▶ [WORK TO BE COMPLETED]: Do any lines in the data below contain "time"? If so, copy every one of them.

▶ [EXCERPTED RECORDS]:
_ _ _
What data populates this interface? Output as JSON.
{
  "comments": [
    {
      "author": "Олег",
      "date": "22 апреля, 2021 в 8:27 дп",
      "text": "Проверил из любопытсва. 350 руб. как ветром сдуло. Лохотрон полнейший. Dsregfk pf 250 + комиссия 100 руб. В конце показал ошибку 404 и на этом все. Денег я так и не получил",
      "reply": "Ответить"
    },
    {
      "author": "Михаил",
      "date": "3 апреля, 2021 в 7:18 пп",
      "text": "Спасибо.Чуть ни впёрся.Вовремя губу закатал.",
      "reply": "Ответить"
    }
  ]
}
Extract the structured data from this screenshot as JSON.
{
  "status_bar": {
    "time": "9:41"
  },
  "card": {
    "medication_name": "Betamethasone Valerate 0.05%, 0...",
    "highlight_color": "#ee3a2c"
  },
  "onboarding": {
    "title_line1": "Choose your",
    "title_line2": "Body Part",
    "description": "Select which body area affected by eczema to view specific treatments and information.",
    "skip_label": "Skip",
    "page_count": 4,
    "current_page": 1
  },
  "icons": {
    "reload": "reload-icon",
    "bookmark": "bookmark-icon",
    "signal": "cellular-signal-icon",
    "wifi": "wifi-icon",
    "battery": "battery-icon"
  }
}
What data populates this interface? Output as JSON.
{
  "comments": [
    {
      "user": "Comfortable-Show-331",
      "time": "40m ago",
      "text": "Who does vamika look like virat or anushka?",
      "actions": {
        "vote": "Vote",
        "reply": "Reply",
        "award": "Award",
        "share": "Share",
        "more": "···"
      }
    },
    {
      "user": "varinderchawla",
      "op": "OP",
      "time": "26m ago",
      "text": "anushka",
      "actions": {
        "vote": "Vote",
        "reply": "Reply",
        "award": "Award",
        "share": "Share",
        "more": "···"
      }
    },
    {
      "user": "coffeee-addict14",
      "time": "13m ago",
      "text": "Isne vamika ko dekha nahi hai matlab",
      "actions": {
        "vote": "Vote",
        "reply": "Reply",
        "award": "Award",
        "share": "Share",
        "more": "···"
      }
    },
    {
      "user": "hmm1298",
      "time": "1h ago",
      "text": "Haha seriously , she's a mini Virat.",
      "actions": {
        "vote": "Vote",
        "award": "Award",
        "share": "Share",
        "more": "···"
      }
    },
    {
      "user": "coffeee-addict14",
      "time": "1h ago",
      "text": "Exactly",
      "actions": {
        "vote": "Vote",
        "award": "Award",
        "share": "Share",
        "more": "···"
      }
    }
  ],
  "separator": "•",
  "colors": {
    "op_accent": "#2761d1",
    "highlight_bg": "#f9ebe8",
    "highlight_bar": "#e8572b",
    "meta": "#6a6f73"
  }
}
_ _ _
▶ [TASK RESPONSE]:
    "time": "9:41"
      "time": "40m ago",
      "time": "26m ago",
      "time": "13m ago",
      "time": "1h ago",
      "time": "1h ago",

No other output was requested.